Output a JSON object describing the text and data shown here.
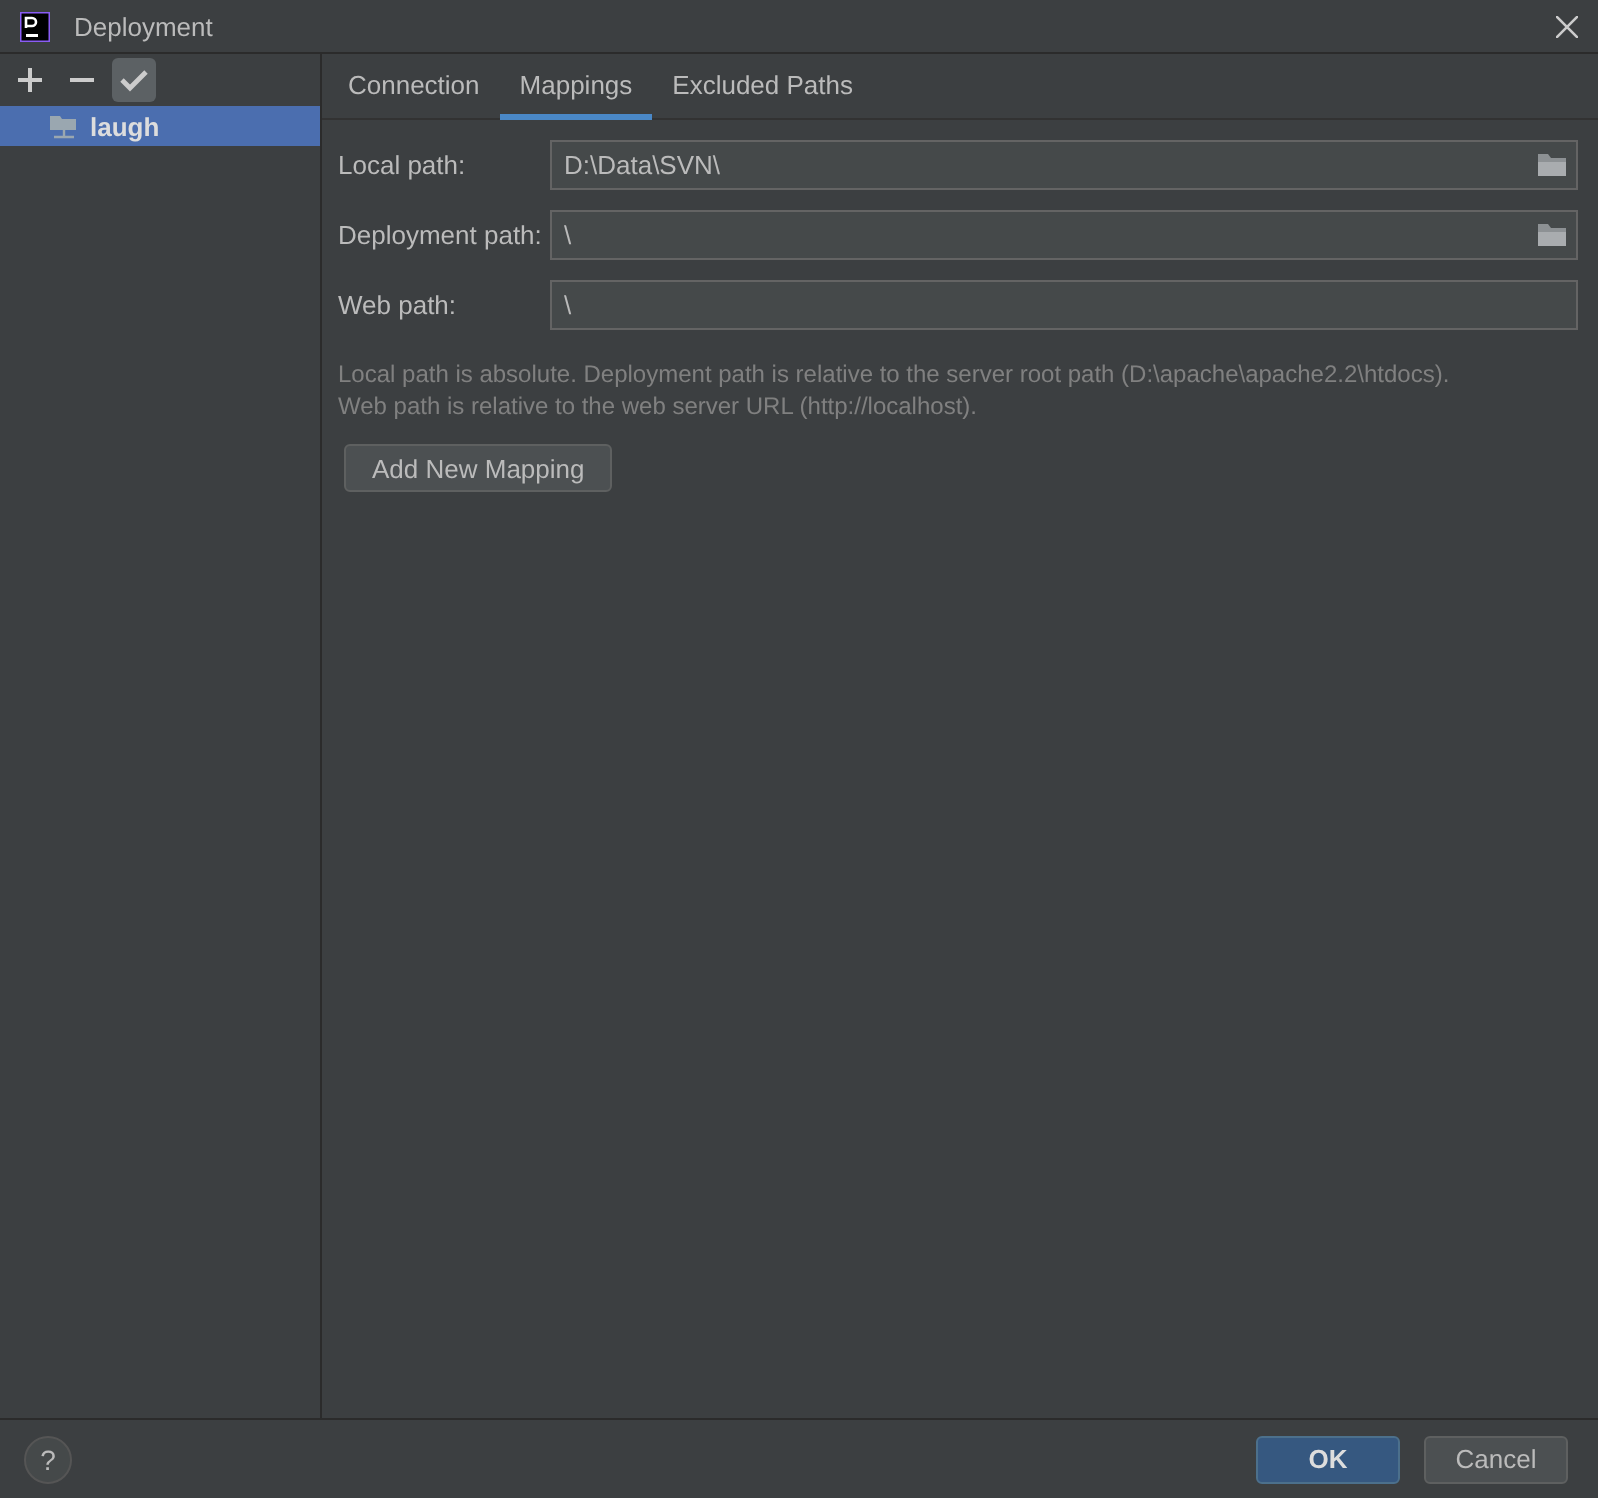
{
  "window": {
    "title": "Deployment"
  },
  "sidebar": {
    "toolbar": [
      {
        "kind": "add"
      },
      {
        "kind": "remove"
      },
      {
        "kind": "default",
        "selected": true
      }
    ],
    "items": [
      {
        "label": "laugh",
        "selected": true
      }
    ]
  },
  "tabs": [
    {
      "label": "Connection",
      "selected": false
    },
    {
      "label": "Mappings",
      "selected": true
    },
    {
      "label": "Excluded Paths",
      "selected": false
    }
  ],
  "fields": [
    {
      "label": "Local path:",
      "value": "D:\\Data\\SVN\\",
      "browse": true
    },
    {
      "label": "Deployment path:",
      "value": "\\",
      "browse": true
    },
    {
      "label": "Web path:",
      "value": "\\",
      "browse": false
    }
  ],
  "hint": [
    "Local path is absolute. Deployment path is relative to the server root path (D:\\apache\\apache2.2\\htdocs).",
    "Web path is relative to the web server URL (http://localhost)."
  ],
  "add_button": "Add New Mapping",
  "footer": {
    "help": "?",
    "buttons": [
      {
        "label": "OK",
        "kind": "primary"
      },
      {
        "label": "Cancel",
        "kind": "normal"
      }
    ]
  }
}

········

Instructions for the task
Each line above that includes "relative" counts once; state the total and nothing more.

Output
2